Hot temperatures plus slippery liquids can lead to nasty accidents if employees don’t practice safe habits, so proper training is a must when dealing with deep fryers. “Make sure there’s a place to unload the cooked foods; it has to be close so an employee isn’t dripping oil on the floor,” Wells advises. “You may want to invest in a rack on the side of the fryer on which to put finished food. Also make sure employees working the fryer aren’t using their cell phones—these can fall in and create a huge mess! Treat the area near the fryer as a major safety zone; employees need to be very cautious, even during a rush.”

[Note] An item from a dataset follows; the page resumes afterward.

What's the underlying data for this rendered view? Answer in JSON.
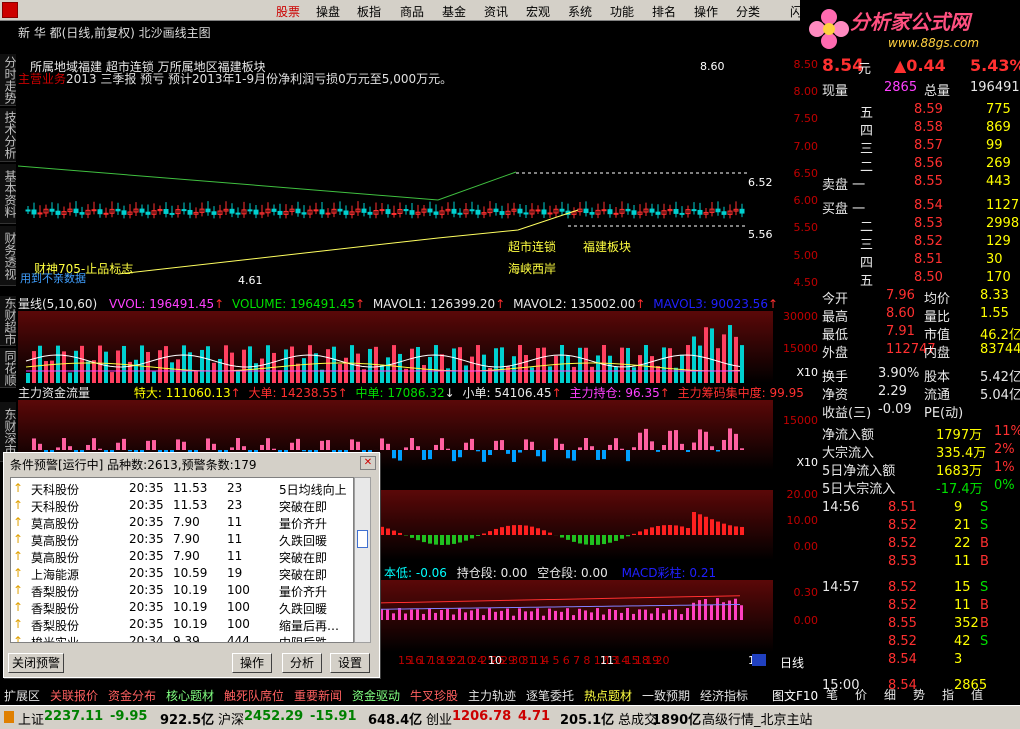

PYT engages in thorough training on how to use equipment, including when and how to drop finished items from the fryer, while posted signs remind employees how often to change the oil. For his part, Haberer notes that he hasn’t had a single worker’s comp issue in two years, thanks to training employees to be clean and safe when working with fryers (i.e., not swinging baskets outside the frying area). Ladisky also advises that employees wear heat-resistant gloves and eye protection when working with hot oil or cleaning chemicals and use timers when cooking items in the fryer for optimal product consistency.
“It’s also really important to make sure the fryer is in a sturdy location,” Neyrey adds. “I prefer to have wheels on my deep fryer, because the peg legs that come on deep fryers can bend and eventually break off completely, which can be incredibly dangerous. Also, make sure the oil is filled up to the fill line; if there’s too much oil in the fryer, it can overflow when you add food.”
Finally, filtering and changing the oil will be a frequent requirement. Like changing a car’s oil, this is based on the usage and model of fryer, Wells says. Generally, you should change the oil when it’s difficult to see the bottom of the fryer due to discoloration. Some pizzerias will need to change oil every week or two but should filter every day or couple of days; others will need to change oil every day. “Simply put, change the oil as soon as flavor or operations are impacted in a negative way,” Ladisky recommends. “How hot you run the fryer, how much product it handles and what products you cook all impact the fryer’s lifespan, so if it looks bad, smells bad or tastes bad, that would be a clear sign that it is time for an oil change. Turning off fryers or turning them down during off-peak periods can not only save on equipment wear and utility usage but will also extend the life of the oil.”
|Checking the Oil|
|Using the right oils in your recipes can make the difference between a finger-lickin’ phenomenon and a deep-fried dud. We asked our experts for their insights on this key issue:
Canola and Peanut Oils—Canola oil gets the nod from Chad Vendette, director of marketing for Broaster Company in Beloit, Wisconsin. It has no trans fat, has a general lower fat content and doesn’t transfer flavors as easily. Andre Neyrey, president and CEO of Manhattan Restaurant Consultants in New York, also prefers canola for its neutral flavor and high smoke point. Some businesses add a percentage of peanut oil for flavor, but this can be tricky among today’s allergen-sensitive population.
Sunflower and Soybean Oils—In addition to canola oil, Forcella, a three-store pizzeria chain in New York, uses sunflower oil for its healthier properties. Kim Nalcoln, executive chef at PYT in Philadelphia, uses soybean oil for its high-consistency burn, but she notes that canola or peanut oil are ideal for jazzing up blander foods.
Mixes—Bob Haberer, owner of Homeslice Pizza and Subs in Greensboro, North Carolina, creates a mix of half rice bran oil and half standard frying oil. He likes the rice bran because it’s healthier and doesn’t burn.
Grapeseed Oil—Pressed from the seeds of grapes, grapeseed oil allows for superhigh temperatures, but it’s also very expensive and therefore generally unsuitable for deep-frying in a restaurant setting.